= Beginning of Section =

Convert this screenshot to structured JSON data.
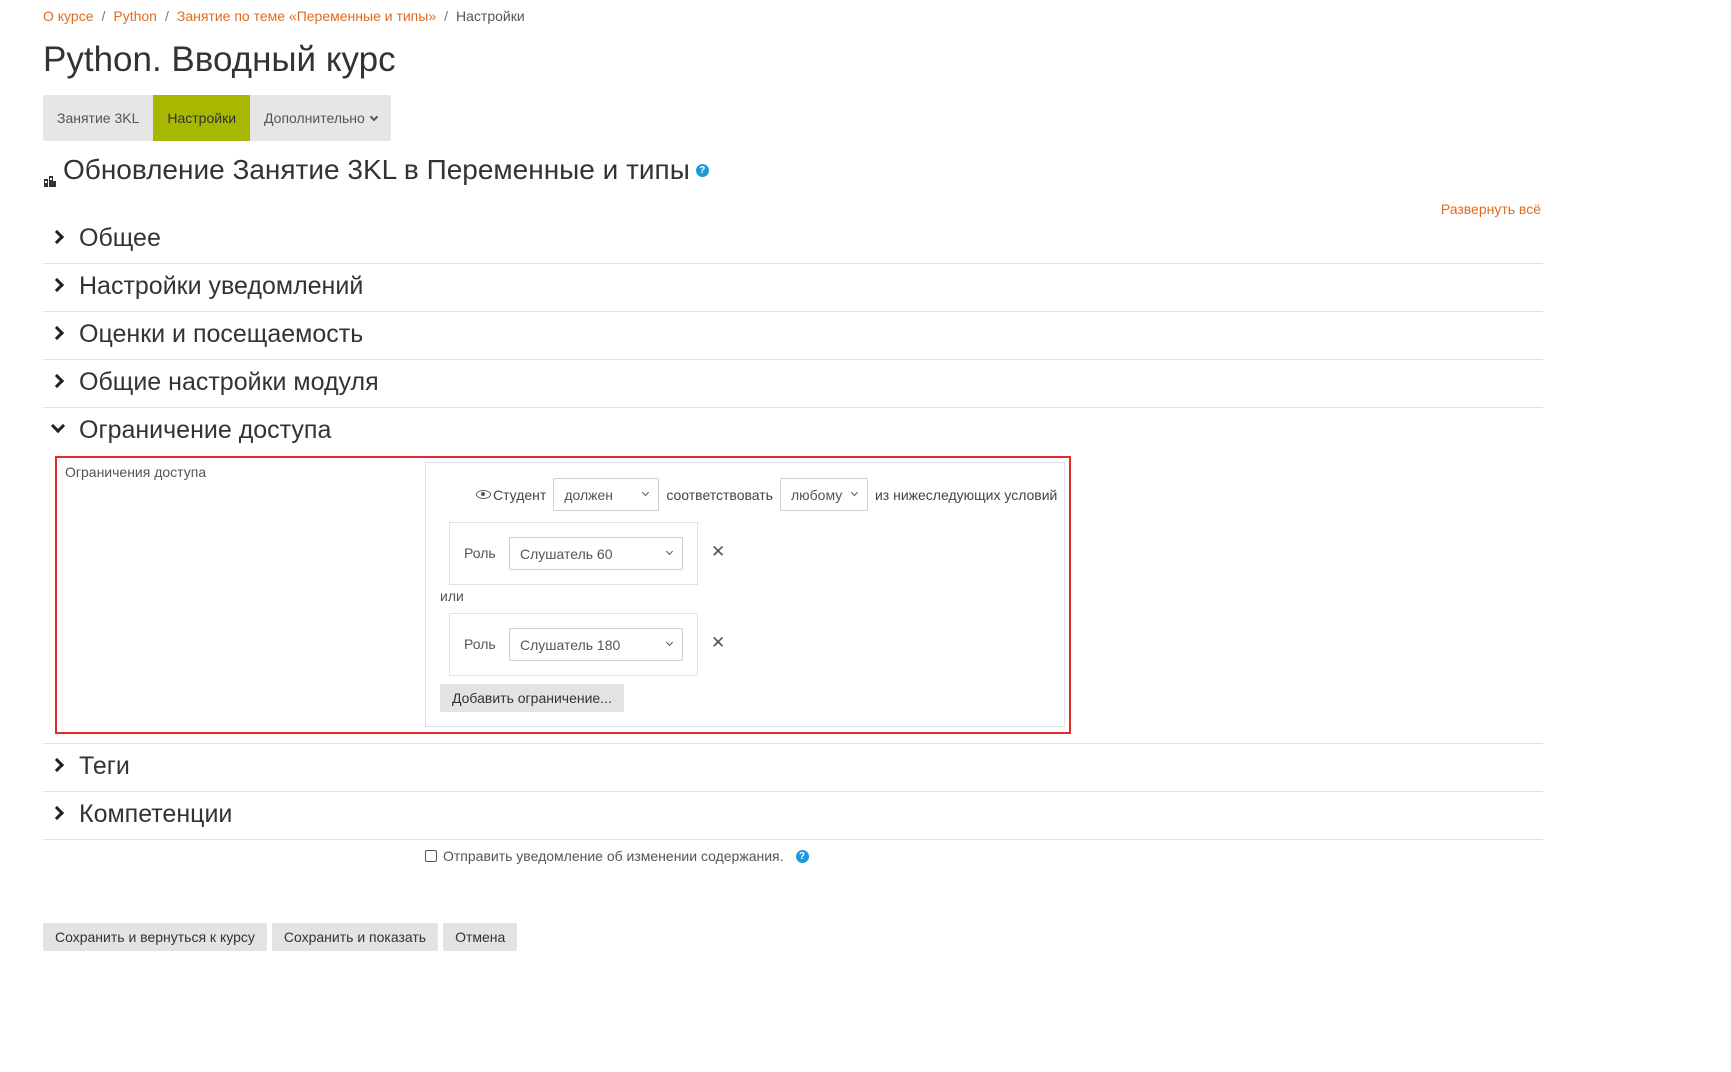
{
  "breadcrumb": {
    "items": [
      "О курсе",
      "Python",
      "Занятие по теме «Переменные и типы»",
      "Настройки"
    ],
    "separator": "/"
  },
  "page": {
    "title": "Python. Вводный курс"
  },
  "nav_tabs": {
    "tabs": [
      {
        "label": "Занятие 3KL",
        "active": false
      },
      {
        "label": "Настройки",
        "active": true
      },
      {
        "label": "Дополнительно",
        "active": false
      }
    ]
  },
  "heading": {
    "text": "Обновление Занятие 3KL в Переменные и типы",
    "icon": "module-icon",
    "help_icon": "?"
  },
  "expand_all": "Развернуть всё",
  "sections": [
    {
      "label": "Общее",
      "expanded": false
    },
    {
      "label": "Настройки уведомлений",
      "expanded": false
    },
    {
      "label": "Оценки и посещаемость",
      "expanded": false
    },
    {
      "label": "Общие настройки модуля",
      "expanded": false
    },
    {
      "label": "Ограничение доступа",
      "expanded": true
    },
    {
      "label": "Теги",
      "expanded": false
    },
    {
      "label": "Компетенции",
      "expanded": false
    }
  ],
  "restrict": {
    "label": "Ограничения доступа",
    "student_label": "Студент",
    "must_select": "должен",
    "match_label": "соответствовать",
    "any_select": "любому",
    "conditions_suffix": "из нижеследующих условий",
    "conditions": [
      {
        "label": "Роль",
        "value": "Слушатель 60"
      },
      {
        "label": "Роль",
        "value": "Слушатель 180"
      }
    ],
    "or_label": "или",
    "delete_glyph": "✕",
    "add_button": "Добавить ограничение..."
  },
  "notify": {
    "label": "Отправить уведомление об изменении содержания.",
    "checked": false,
    "help_icon": "?"
  },
  "buttons": {
    "save_return": "Сохранить и вернуться к курсу",
    "save_show": "Сохранить и показать",
    "cancel": "Отмена"
  },
  "colors": {
    "accent": "#e06b1f",
    "active_tab": "#a8b800",
    "help": "#1e9bd7",
    "highlight_border": "#e12a2a"
  }
}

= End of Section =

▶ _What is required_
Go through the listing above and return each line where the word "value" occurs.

▶ _Final answer_
        "value": "Слушатель 60"
        "value": "Слушатель 180"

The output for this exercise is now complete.